GIVEN DATA:
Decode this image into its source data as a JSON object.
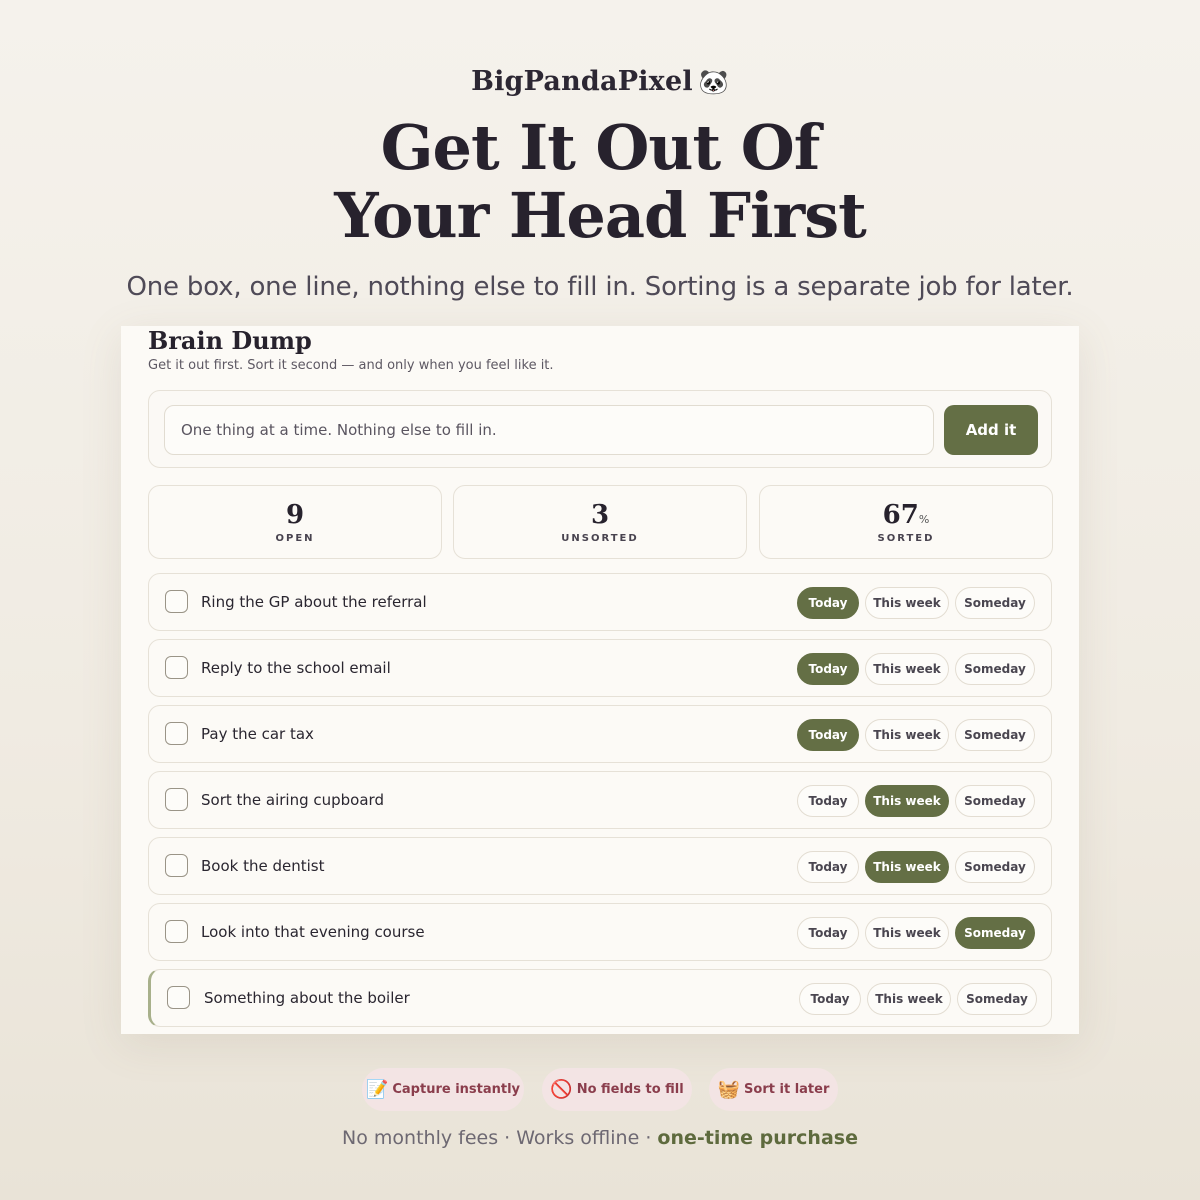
{
  "brand": {
    "name": "BigPandaPixel",
    "emoji": "🐼"
  },
  "hero": {
    "headline_line1": "Get It Out Of",
    "headline_line2": "Your Head First",
    "subhead": "One box, one line, nothing else to fill in. Sorting is a separate job for later."
  },
  "panel": {
    "title": "Brain Dump",
    "subtitle": "Get it out first. Sort it second — and only when you feel like it.",
    "capture": {
      "placeholder": "One thing at a time. Nothing else to fill in.",
      "value": "",
      "button_label": "Add it"
    },
    "stats": [
      {
        "value": "9",
        "label": "OPEN"
      },
      {
        "value": "3",
        "label": "UNSORTED"
      },
      {
        "value": "67",
        "suffix": "%",
        "label": "SORTED"
      }
    ],
    "sort_labels": {
      "today": "Today",
      "week": "This week",
      "someday": "Someday"
    },
    "items": [
      {
        "text": "Ring the GP about the referral",
        "selected": "today",
        "done": false
      },
      {
        "text": "Reply to the school email",
        "selected": "today",
        "done": false
      },
      {
        "text": "Pay the car tax",
        "selected": "today",
        "done": false
      },
      {
        "text": "Sort the airing cupboard",
        "selected": "week",
        "done": false
      },
      {
        "text": "Book the dentist",
        "selected": "week",
        "done": false
      },
      {
        "text": "Look into that evening course",
        "selected": "someday",
        "done": false
      },
      {
        "text": "Something about the boiler",
        "selected": "",
        "done": false
      }
    ]
  },
  "features": [
    {
      "icon": "memo-pencil-icon",
      "glyph": "📝",
      "label": "Capture instantly"
    },
    {
      "icon": "prohibited-icon",
      "glyph": "🚫",
      "label": "No fields to fill"
    },
    {
      "icon": "basket-icon",
      "glyph": "🧺",
      "label": "Sort it later"
    }
  ],
  "footer": {
    "text": "No monthly fees · Works offline · ",
    "accent": "one-time purchase"
  },
  "colors": {
    "accent_green": "#646f45",
    "feature_pill_bg": "#f3e4e4",
    "feature_pill_text": "#8a3d4c",
    "background": "#f3efe8"
  }
}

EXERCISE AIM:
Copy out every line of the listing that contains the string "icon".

ANSWER SECTION:
      "icon": "memo-pencil-icon",
      "icon": "prohibited-icon",
      "icon": "basket-icon",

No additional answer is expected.